Only 4 more sleeps till Christmas. The cards have all been written and posted and all the presents have been bought, wrapped and are sitting under the Christmas tree. We take it for granted every year and consider it one of our Christmas family traditions. Decorating the Christmas tree, but what do we actually know about this tradition, when did it start and who started it ?
A long time before the advent of Christianity, trees and plants that remained green all year round had a special meaning for people in the winter. Just the same as people today decorate their homes during the festive season with Spruce, Pine and Fir trees, the people of ancient times hung evergreen boughs over their doors and windows.
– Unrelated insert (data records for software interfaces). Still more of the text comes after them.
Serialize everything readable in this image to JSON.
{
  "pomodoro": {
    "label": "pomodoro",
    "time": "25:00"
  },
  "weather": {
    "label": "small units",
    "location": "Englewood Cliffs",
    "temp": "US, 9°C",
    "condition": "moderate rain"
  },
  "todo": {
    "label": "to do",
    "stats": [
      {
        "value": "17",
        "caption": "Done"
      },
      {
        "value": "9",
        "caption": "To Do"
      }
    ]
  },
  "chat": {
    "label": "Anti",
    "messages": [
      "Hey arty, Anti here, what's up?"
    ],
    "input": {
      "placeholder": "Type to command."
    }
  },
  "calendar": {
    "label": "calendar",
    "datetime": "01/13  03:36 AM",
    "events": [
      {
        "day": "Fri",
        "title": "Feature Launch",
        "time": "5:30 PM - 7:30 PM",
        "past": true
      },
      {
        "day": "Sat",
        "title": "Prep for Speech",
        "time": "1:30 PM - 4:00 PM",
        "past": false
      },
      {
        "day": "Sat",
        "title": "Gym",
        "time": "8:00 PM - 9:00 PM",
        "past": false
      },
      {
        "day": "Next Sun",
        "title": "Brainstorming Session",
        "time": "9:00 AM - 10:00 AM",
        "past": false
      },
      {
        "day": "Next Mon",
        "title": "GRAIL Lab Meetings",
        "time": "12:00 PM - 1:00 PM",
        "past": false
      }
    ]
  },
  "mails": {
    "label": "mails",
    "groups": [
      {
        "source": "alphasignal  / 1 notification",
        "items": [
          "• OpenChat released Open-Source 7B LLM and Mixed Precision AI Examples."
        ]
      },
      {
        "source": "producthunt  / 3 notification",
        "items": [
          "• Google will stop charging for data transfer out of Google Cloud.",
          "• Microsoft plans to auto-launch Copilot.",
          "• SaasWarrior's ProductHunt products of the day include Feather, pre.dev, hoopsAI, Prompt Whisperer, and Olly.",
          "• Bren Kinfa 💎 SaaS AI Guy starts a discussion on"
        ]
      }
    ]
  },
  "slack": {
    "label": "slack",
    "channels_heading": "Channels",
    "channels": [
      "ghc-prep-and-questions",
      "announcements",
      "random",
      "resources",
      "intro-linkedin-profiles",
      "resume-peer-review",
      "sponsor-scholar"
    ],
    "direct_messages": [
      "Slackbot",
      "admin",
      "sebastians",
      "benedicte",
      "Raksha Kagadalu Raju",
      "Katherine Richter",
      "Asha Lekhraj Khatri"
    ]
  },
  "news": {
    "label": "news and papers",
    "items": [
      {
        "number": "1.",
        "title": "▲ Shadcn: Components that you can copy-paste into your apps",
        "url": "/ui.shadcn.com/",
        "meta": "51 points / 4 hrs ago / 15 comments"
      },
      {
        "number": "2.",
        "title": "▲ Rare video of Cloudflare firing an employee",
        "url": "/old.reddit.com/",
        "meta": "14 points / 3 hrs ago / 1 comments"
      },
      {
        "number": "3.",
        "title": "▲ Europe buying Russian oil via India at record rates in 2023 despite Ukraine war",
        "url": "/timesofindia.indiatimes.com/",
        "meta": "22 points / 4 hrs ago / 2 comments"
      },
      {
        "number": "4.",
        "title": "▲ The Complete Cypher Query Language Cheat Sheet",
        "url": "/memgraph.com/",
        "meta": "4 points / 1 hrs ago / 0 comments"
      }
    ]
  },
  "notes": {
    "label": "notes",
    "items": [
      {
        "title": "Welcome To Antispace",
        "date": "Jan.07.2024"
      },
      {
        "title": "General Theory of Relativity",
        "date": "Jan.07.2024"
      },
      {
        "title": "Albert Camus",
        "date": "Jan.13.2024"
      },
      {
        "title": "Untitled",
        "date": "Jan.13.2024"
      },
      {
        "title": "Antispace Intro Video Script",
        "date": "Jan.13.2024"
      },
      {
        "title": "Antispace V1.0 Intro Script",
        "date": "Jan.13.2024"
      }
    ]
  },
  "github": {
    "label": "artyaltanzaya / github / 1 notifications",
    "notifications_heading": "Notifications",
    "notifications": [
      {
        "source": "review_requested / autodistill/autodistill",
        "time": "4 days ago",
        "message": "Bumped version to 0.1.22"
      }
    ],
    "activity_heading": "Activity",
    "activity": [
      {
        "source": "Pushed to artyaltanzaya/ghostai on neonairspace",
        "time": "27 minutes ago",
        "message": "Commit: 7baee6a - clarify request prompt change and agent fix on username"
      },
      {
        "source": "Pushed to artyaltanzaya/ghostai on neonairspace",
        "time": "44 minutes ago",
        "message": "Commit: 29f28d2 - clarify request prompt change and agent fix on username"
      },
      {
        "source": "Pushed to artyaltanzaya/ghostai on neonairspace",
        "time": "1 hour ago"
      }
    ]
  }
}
In many countries it was believed that evergreens would keep away not only illness but ghosts, evil spirits, and witches.
The Fir tree has traditionally been used to celebrate winter festivals both pagan and Christian, for thousands of years. Pagans used the branches of the fir tree to decorate their homes during the Winter solstice. This made them think of the coming Spring. The Romans also used Fir Trees to decorate their temples at the festival of Saturnalia, whilst Christians use it as a sign of everlasting life with God.
It is thought that Fir trees were first used as Christmas trees in Northern Europe over a thousand years ago. Very early Christmas trees were reported to have been hung upside down from the ceiling on hooks or even chandeliers.
Cherry or Hawthorn plants or even just a branch were put into pots and brought inside to hopefully flower at Christmas time. Other people made pyramids from wood and then decorated them to look like a tree with apples, paper and candles. Sometimes instead of being displayed in the home they were they were carried from house to house. It is thought that these trees were indeed Paradise Trees. These trees were used in medieval German Mystery or Miracle Plays that were acted out in front of Churches on Christmas Eve. The Paradise Tree represented the Garden of Eden and was paraded around the town to advertise the play. The plays would tell Bible stories to people who could not read or write.
The first documented use of a tree at Christmas is debated between two cities. Tallinn in Estonia and Riga in Latvia. The cities both claim that they had the first trees, Tallinn in 1441 and Riga in 1510. The story tells of the trees being put up by the 'Brotherhood of Blackheads' a group of local unmarried merchants, ship owners, and foreigners in Livonia (what is now Estonia and Latvia).
The first person who is thought to have actually brought a Christmas tree into a house the way we do now was German preacher Martin Luther the 16th-century Protestant reformer, who added lighted candles to a tree. One winters night whilst walking toward his home he noticed the stars twinkling amidst the evergreen trees. To recapture the scene for his family, he put a tree up in the main room and wired its branches with lighted candles. It is believed that this custom of decorating the tree then travelled along the Baltic sea, from Latvia to Germany. Many Christmas traditions practiced around the world today started in Germany.
In Germany, the first Christmas Trees were decorated with edible decorations such as gingerbread and gold covered apples. Then glass makers made special small ornaments similar to some of the decorations used today. In 1605 an unknown German wrote: "At Christmas they set up fir trees in the parlours of Strasbourg and hang thereon roses cut out of many-colored paper, apples, wafers, gold foil, sweets, etc." Originally it was a figure of the Baby Jesus that was put on the top of the Christmas tree. Over a period of time it changed to an angel or fairy or a star like the Wise Men saw that night.
The first Christmas Trees came to Britain in the 1830s. They became very popular in 1841, when Queen Victoria's German husband Prince Albert had a Christmas Tree set up in Windsor Castle. In 1848, a drawing of "The Queen's Christmas tree at Windsor Castle" was published in the Illustrated London News. Queen Victoria was very popular and many people would have wanted to emulate her. During Victorian times, the tree would have been decorated with candles to represent the stars. In many parts of Europe today, candles are still used to decorate Christmas trees.
It is also said that in the early 16th century, people in Germany combined two customs together. The Paradise tree (a Fir tree decorated with apples) represented the Tree of Knowledge in the Garden of Eden. Then the Christmas Light, a small pyramid-like frame, usually decorated with tinsel, glass balls, and a candle on top, was a symbol of the birth of Christ as the Light of the World. These changes made by the Germans created the Christmas tree that we all know and love today.